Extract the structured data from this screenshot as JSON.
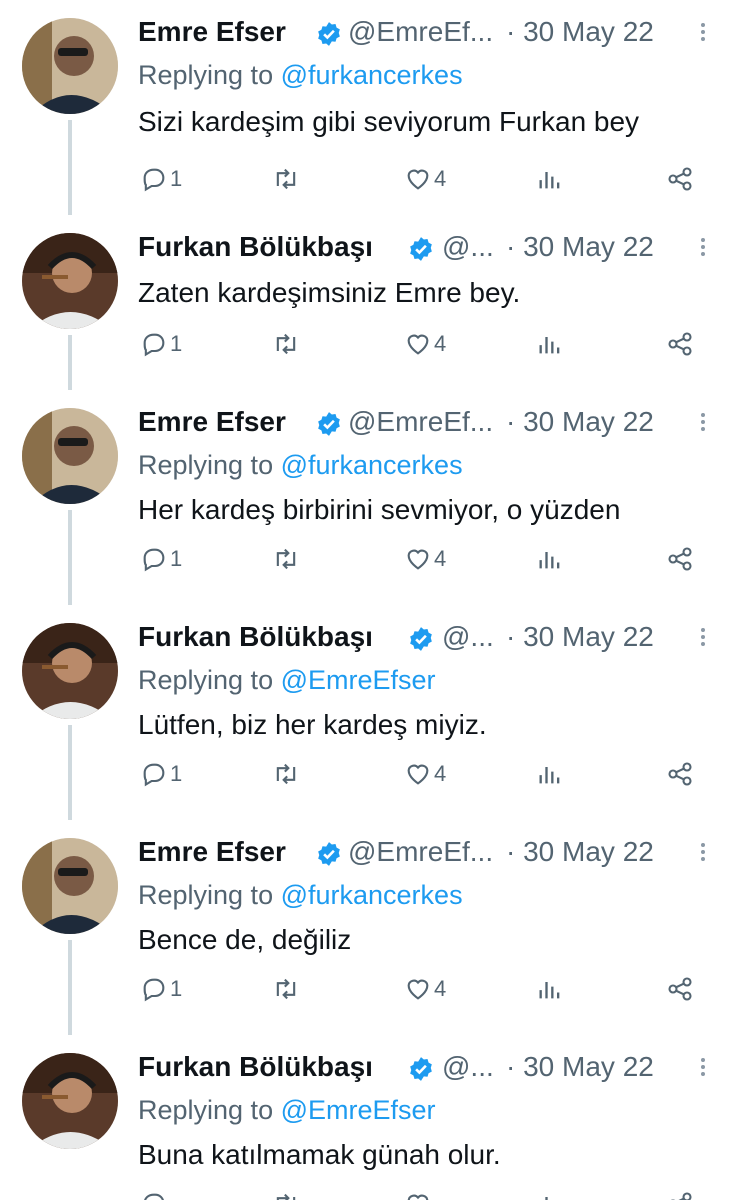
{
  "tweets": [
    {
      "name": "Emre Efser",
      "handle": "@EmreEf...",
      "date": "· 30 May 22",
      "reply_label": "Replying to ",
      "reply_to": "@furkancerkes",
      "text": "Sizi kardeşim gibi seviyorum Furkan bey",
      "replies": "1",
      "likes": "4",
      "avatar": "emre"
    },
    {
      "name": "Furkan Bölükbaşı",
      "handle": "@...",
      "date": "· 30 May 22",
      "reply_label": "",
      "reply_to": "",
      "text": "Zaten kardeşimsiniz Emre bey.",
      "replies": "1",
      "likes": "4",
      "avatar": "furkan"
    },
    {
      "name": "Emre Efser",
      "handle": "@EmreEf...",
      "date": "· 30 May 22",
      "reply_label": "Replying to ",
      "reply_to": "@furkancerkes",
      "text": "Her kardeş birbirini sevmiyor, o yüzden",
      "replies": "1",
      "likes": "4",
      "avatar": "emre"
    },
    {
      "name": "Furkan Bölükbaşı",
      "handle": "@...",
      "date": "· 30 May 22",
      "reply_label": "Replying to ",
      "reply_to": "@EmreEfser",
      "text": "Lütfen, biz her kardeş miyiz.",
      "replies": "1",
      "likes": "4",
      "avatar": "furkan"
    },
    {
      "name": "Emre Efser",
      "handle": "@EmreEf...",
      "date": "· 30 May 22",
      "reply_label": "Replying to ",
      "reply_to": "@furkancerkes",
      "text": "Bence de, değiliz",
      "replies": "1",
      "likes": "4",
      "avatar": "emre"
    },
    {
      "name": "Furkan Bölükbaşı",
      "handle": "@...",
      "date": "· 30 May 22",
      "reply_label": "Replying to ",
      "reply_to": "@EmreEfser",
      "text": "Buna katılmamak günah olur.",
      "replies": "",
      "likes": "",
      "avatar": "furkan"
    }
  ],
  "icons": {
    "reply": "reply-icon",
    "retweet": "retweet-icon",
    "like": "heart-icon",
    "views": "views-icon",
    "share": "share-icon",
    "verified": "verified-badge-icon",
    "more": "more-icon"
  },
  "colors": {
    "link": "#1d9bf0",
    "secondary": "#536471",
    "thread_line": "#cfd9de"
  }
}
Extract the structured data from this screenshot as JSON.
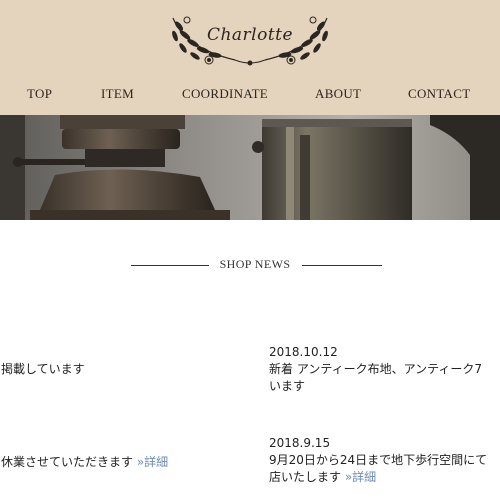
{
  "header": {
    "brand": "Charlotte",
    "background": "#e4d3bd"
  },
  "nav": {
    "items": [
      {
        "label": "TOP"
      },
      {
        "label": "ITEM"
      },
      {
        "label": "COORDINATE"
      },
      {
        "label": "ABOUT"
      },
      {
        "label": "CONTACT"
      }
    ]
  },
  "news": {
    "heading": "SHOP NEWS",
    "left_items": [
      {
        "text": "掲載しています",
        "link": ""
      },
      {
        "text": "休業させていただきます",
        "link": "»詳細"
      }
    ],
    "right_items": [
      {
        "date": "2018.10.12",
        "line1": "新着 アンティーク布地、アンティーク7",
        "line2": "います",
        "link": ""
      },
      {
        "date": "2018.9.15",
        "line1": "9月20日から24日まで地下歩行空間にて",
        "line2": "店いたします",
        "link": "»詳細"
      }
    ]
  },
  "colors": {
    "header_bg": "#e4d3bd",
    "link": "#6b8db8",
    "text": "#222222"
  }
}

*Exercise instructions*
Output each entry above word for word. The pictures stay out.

*Result*
Extract the structured data from this screenshot as JSON.
{
  "tweets": [
    {
      "name": "Emre Efser",
      "handle": "@EmreEf...",
      "date": "· 30 May 22",
      "reply_label": "Replying to ",
      "reply_to": "@furkancerkes",
      "text": "Sizi kardeşim gibi seviyorum Furkan bey",
      "replies": "1",
      "likes": "4",
      "avatar": "emre"
    },
    {
      "name": "Furkan Bölükbaşı",
      "handle": "@...",
      "date": "· 30 May 22",
      "reply_label": "",
      "reply_to": "",
      "text": "Zaten kardeşimsiniz Emre bey.",
      "replies": "1",
      "likes": "4",
      "avatar": "furkan"
    },
    {
      "name": "Emre Efser",
      "handle": "@EmreEf...",
      "date": "· 30 May 22",
      "reply_label": "Replying to ",
      "reply_to": "@furkancerkes",
      "text": "Her kardeş birbirini sevmiyor, o yüzden",
      "replies": "1",
      "likes": "4",
      "avatar": "emre"
    },
    {
      "name": "Furkan Bölükbaşı",
      "handle": "@...",
      "date": "· 30 May 22",
      "reply_label": "Replying to ",
      "reply_to": "@EmreEfser",
      "text": "Lütfen, biz her kardeş miyiz.",
      "replies": "1",
      "likes": "4",
      "avatar": "furkan"
    },
    {
      "name": "Emre Efser",
      "handle": "@EmreEf...",
      "date": "· 30 May 22",
      "reply_label": "Replying to ",
      "reply_to": "@furkancerkes",
      "text": "Bence de, değiliz",
      "replies": "1",
      "likes": "4",
      "avatar": "emre"
    },
    {
      "name": "Furkan Bölükbaşı",
      "handle": "@...",
      "date": "· 30 May 22",
      "reply_label": "Replying to ",
      "reply_to": "@EmreEfser",
      "text": "Buna katılmamak günah olur.",
      "replies": "",
      "likes": "",
      "avatar": "furkan"
    }
  ],
  "icons": {
    "reply": "reply-icon",
    "retweet": "retweet-icon",
    "like": "heart-icon",
    "views": "views-icon",
    "share": "share-icon",
    "verified": "verified-badge-icon",
    "more": "more-icon"
  },
  "colors": {
    "link": "#1d9bf0",
    "secondary": "#536471",
    "thread_line": "#cfd9de"
  }
}
Extract the structured data from this screenshot as JSON.
{
  "header": {
    "brand": "Charlotte",
    "background": "#e4d3bd"
  },
  "nav": {
    "items": [
      {
        "label": "TOP"
      },
      {
        "label": "ITEM"
      },
      {
        "label": "COORDINATE"
      },
      {
        "label": "ABOUT"
      },
      {
        "label": "CONTACT"
      }
    ]
  },
  "news": {
    "heading": "SHOP NEWS",
    "left_items": [
      {
        "text": "掲載しています",
        "link": ""
      },
      {
        "text": "休業させていただきます",
        "link": "»詳細"
      }
    ],
    "right_items": [
      {
        "date": "2018.10.12",
        "line1": "新着 アンティーク布地、アンティーク7",
        "line2": "います",
        "link": ""
      },
      {
        "date": "2018.9.15",
        "line1": "9月20日から24日まで地下歩行空間にて",
        "line2": "店いたします",
        "link": "»詳細"
      }
    ]
  },
  "colors": {
    "header_bg": "#e4d3bd",
    "link": "#6b8db8",
    "text": "#222222"
  }
}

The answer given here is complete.